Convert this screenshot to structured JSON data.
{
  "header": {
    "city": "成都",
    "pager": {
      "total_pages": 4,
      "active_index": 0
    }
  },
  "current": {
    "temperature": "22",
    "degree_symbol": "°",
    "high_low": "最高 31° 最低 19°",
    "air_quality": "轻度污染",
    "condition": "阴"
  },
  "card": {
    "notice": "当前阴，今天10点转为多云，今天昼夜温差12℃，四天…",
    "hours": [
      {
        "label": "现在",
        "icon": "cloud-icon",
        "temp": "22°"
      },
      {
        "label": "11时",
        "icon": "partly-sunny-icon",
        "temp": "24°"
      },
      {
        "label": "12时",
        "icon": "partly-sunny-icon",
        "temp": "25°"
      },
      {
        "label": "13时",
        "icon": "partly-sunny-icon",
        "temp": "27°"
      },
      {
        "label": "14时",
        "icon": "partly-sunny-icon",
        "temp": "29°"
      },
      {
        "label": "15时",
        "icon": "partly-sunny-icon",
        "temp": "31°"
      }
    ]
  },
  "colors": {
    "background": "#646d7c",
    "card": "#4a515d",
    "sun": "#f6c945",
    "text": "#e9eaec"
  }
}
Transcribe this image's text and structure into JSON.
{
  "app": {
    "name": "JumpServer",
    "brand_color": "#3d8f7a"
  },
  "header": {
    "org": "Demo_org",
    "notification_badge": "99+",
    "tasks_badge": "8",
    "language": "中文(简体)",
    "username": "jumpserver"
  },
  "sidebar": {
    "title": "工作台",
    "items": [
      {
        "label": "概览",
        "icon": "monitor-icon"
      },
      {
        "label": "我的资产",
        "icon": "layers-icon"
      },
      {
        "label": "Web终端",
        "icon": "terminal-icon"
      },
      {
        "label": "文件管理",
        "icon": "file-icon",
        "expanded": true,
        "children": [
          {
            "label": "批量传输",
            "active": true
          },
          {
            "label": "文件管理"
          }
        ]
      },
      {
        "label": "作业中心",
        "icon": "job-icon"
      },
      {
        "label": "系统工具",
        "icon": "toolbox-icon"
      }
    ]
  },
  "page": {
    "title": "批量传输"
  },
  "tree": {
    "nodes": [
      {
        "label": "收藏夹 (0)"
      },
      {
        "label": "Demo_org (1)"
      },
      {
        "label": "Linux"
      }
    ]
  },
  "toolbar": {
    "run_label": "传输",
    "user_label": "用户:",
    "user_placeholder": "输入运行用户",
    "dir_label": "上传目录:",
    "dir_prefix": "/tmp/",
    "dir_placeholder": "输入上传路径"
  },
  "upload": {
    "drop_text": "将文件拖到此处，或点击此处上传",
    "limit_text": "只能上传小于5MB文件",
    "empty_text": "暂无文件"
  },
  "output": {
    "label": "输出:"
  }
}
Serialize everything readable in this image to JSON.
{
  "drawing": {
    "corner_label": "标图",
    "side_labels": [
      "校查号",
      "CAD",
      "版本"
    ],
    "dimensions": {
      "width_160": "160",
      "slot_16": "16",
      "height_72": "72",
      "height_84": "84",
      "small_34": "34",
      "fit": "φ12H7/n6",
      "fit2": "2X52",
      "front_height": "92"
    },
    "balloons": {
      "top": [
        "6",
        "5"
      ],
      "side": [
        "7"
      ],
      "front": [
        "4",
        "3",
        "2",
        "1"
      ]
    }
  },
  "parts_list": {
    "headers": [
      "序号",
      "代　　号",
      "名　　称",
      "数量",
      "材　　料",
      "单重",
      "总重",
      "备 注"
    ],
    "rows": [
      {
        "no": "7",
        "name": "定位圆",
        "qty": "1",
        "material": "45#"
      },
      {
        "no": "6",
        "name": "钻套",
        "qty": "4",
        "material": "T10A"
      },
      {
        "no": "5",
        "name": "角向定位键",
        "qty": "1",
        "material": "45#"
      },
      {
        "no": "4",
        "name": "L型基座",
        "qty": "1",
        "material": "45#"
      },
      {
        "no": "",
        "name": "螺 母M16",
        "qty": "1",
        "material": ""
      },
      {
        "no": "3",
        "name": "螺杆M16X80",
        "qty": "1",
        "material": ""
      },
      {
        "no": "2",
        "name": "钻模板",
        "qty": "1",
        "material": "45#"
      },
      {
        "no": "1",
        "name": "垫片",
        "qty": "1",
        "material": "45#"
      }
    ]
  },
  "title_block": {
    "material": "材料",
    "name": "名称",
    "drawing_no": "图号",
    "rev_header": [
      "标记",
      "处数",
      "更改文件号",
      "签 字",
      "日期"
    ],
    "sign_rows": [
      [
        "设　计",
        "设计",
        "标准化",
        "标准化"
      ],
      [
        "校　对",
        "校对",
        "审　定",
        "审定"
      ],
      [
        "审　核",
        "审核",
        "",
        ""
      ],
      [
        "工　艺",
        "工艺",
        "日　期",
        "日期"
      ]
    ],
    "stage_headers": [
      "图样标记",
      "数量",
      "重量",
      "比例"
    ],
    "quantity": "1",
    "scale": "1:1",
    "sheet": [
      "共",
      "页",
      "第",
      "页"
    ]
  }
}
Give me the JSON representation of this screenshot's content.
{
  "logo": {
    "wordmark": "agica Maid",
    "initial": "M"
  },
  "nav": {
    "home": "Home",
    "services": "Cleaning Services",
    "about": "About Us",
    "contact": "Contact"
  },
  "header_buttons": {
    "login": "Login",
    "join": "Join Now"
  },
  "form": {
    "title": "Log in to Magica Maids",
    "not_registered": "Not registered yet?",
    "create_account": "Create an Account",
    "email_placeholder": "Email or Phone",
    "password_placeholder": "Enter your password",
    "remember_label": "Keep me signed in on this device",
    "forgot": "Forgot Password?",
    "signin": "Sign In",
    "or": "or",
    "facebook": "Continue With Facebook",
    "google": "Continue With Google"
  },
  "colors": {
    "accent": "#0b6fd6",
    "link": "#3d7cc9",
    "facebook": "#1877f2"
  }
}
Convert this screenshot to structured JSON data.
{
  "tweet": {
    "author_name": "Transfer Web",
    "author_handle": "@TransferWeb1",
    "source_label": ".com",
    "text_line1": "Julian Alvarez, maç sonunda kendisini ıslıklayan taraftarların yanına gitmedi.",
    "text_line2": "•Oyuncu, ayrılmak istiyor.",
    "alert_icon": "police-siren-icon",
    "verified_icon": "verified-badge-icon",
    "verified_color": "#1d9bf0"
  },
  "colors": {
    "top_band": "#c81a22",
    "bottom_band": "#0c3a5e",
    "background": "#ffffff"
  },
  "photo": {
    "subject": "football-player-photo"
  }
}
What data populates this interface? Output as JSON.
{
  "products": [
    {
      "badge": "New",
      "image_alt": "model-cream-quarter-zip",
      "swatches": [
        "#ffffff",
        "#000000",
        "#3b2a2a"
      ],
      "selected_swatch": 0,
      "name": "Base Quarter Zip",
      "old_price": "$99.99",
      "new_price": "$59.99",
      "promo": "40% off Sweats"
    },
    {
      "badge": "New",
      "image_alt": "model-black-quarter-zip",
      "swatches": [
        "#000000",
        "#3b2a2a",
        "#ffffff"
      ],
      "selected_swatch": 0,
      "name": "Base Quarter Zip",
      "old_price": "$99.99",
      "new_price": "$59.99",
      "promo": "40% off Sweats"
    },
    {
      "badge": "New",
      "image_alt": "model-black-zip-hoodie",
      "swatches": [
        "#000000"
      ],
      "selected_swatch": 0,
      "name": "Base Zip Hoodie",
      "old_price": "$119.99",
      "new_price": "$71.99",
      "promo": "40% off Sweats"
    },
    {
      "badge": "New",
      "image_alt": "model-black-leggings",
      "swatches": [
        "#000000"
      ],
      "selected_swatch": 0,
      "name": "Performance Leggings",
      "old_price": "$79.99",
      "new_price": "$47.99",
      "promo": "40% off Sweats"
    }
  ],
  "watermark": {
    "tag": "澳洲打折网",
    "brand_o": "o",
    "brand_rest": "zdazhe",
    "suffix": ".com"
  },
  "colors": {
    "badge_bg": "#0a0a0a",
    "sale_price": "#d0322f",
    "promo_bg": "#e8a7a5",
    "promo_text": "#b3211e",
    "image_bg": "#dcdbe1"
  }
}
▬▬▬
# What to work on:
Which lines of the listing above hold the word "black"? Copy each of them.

# Output below:
      "image_alt": "model-black-quarter-zip",
      "image_alt": "model-black-zip-hoodie",
      "image_alt": "model-black-leggings",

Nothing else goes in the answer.